Rather than lay blame at the feet of the Rugby League International Federation, Tassell insists that it is the PNG RL who is responsible for their development on the world stage.
"We've fallen behind 10 years in that [international] program and I think it showed at the last World Cup. We need to make up ground on the other nations and to do that we need our players playing at the highest level possible," he says.
"To have a Papua New Guinean team compete in [the Intrust Super Cup] week in and week out and to be able to give our players that level of exposure means that's going to rub off on the international program and provide a pathway to the youth to aspire to play in one of the best competitions in the world.
"It's going to do nothing but good for the game of rugby league [in PNG].
"We can't rely on outside help, we need to do that ourselves and this is the first step of that. Team Kumul has been put in place the past six months and we will see dividends of that in the next two to three years.
"It's not an immediate fix because rugby league over there has been so neglected by local administrators for so long... we've fallen 10 years behind the rest of the rugby league-playing nations."
With financial assistance from the PNG Government to the tune of 1.5 million kina (almost $650,000) a year for the first two years and a major sponsor in SP Brewery, the PNG team is on track to meet the financial obligations required in subsidising the travel of Queensland teams to PNG.
If their financial position is sound at the end of 2014, their inclusion will have proven to be a major success in not only PNG but also Queensland and international rugby league.
Discussions are progressing with potential broadcast partners in PNG and providing a direct link with the National Rugby League will invigorate players in PNG who dare dream of playing in the game's toughest competition.

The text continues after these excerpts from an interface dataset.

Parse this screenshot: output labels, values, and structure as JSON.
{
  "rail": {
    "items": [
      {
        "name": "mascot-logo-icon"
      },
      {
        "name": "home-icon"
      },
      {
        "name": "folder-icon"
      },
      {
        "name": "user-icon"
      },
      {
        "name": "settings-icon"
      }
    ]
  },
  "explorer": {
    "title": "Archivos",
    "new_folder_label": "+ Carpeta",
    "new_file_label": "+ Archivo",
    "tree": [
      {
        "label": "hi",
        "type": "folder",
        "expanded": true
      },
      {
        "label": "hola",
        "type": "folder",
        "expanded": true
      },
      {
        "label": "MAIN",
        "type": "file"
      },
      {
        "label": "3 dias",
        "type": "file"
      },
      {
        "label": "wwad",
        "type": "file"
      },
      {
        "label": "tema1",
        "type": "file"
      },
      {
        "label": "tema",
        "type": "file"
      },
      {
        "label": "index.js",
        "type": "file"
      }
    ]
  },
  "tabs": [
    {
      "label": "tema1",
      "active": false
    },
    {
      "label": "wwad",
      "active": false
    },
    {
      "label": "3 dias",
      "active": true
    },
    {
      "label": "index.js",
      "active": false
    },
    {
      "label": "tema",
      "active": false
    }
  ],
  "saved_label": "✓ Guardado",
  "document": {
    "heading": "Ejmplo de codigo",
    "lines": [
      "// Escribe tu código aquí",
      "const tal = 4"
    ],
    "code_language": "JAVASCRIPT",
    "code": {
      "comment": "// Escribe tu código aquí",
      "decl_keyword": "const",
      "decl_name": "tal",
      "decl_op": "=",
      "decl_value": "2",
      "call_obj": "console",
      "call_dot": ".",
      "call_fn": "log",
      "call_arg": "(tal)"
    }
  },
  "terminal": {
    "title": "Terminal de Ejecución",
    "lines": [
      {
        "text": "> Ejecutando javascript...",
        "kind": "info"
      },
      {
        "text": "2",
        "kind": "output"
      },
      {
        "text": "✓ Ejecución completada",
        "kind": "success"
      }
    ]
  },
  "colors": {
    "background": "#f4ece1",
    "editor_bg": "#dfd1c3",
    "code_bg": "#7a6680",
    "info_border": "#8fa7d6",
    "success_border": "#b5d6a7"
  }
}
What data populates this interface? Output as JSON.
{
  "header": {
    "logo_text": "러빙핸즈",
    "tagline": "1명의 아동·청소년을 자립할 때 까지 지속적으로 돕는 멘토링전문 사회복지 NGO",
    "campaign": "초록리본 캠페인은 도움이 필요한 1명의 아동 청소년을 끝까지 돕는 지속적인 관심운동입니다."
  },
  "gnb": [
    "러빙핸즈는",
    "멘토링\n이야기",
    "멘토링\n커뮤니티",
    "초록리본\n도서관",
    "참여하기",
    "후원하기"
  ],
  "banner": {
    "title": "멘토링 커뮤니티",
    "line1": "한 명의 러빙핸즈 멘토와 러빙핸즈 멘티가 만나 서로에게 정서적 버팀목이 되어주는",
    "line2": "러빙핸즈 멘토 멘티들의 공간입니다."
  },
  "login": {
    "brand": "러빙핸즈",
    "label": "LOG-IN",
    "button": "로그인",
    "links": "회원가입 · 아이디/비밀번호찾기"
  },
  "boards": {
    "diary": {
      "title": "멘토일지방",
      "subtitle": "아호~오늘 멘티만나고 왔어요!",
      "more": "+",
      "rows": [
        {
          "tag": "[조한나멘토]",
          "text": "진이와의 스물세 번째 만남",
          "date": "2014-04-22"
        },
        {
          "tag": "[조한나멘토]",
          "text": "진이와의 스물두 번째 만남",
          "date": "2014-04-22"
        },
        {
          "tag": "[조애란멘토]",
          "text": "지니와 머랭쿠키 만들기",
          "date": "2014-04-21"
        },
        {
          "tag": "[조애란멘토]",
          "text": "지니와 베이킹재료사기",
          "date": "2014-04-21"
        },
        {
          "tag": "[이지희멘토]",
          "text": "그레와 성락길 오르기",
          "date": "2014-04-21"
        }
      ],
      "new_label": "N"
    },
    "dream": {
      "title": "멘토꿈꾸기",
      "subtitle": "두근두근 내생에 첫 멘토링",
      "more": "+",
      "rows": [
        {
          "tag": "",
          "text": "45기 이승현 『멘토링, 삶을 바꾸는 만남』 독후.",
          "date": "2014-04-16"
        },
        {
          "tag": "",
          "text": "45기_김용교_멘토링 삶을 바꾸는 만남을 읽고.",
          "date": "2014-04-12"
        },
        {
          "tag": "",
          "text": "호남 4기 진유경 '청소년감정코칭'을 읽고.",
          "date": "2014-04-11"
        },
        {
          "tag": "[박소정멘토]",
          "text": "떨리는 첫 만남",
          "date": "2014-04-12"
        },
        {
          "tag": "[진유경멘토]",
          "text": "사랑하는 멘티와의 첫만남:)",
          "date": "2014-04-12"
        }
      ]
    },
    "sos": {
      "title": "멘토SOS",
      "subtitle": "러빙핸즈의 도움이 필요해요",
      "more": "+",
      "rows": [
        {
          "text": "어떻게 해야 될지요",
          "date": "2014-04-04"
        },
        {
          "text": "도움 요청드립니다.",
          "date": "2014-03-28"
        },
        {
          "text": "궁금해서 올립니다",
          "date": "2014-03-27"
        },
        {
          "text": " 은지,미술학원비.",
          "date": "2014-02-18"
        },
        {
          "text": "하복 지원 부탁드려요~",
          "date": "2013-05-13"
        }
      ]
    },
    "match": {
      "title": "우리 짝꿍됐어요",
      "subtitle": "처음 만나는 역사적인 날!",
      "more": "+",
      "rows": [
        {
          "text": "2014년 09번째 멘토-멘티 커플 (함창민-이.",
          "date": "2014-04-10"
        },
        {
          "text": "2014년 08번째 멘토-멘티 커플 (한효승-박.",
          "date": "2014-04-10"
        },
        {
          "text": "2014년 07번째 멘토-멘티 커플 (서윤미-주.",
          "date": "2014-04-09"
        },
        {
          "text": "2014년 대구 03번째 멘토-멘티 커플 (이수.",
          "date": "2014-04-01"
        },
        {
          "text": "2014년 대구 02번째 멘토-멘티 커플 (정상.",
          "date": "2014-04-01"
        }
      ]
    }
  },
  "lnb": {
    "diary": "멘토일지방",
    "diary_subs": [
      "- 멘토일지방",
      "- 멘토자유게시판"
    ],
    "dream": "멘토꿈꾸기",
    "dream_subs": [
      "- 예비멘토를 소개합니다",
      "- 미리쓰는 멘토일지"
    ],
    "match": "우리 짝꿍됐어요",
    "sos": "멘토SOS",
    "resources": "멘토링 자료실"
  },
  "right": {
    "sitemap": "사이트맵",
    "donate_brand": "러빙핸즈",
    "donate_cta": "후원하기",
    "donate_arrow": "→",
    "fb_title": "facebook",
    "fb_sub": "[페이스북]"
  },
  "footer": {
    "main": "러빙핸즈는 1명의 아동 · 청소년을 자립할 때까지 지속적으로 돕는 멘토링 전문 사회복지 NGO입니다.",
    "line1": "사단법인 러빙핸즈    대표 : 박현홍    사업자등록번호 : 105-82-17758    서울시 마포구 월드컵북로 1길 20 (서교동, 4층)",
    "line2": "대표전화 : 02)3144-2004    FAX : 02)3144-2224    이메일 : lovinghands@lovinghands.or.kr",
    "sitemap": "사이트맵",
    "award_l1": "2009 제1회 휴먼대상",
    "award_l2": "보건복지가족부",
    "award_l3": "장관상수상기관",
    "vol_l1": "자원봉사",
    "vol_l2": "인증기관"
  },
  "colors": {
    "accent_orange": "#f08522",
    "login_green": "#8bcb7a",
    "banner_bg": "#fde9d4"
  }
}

Coming off the back of another disappointing World Cup campaign, rugby league in PNG was in desperate need of assistance. But rather than propping them up with cash, the persistence of the QRL to work through the logistics and risks associated with such expansion will give the game in PNG the strength it needs to once again stand on its own two feet.